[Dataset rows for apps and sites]
━━━

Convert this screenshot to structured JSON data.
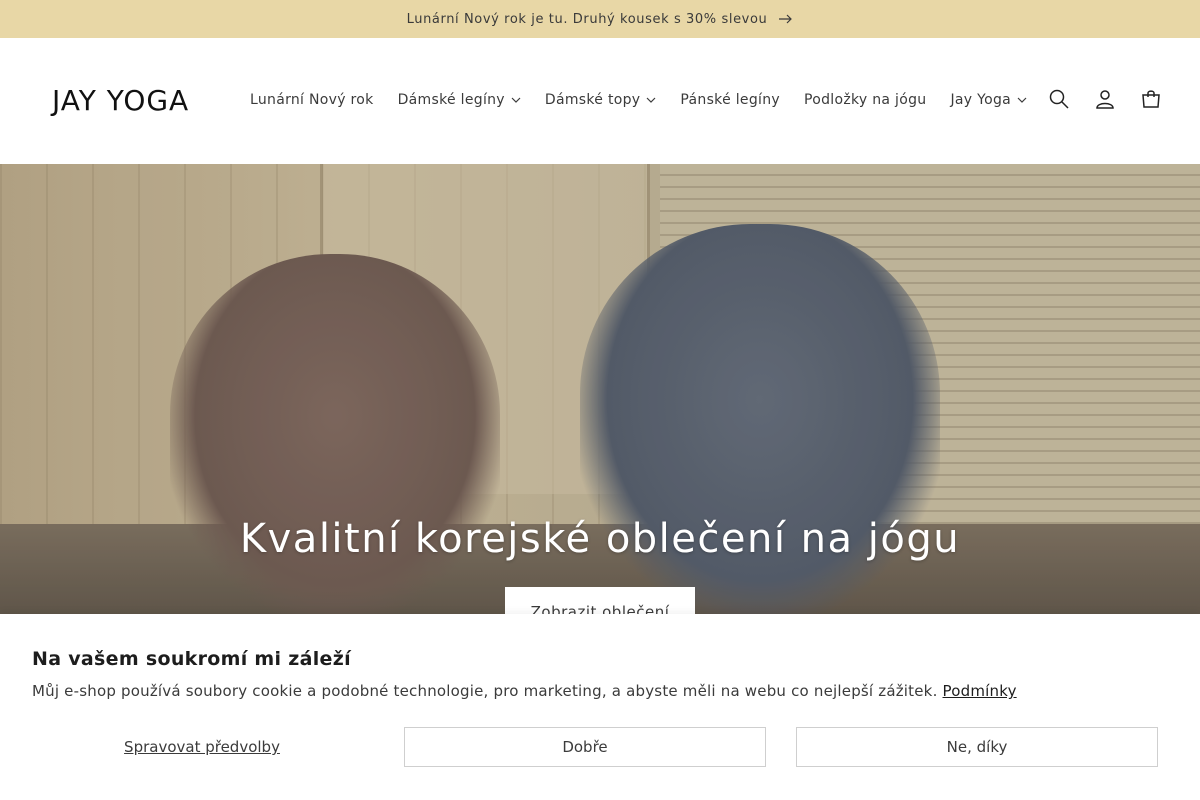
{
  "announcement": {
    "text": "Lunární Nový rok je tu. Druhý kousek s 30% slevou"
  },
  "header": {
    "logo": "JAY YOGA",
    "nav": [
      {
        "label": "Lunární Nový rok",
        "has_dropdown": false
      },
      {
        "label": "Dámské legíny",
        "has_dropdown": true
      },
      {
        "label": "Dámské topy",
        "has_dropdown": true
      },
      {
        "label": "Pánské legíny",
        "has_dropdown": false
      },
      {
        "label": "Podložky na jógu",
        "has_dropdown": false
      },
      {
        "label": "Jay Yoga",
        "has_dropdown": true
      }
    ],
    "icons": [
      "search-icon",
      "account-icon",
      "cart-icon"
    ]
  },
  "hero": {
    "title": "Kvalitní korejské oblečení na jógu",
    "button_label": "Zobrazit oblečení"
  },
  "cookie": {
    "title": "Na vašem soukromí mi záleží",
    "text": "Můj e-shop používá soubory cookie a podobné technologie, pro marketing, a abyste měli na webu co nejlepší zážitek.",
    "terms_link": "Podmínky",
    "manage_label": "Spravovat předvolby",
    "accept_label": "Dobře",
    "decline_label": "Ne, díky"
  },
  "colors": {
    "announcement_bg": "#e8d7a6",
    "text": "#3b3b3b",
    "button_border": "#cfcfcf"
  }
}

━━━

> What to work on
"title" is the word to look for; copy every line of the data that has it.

> Exercise answer
    "title": "Kvalitní korejské oblečení na jógu",
    "title": "Na vašem soukromí mi záleží",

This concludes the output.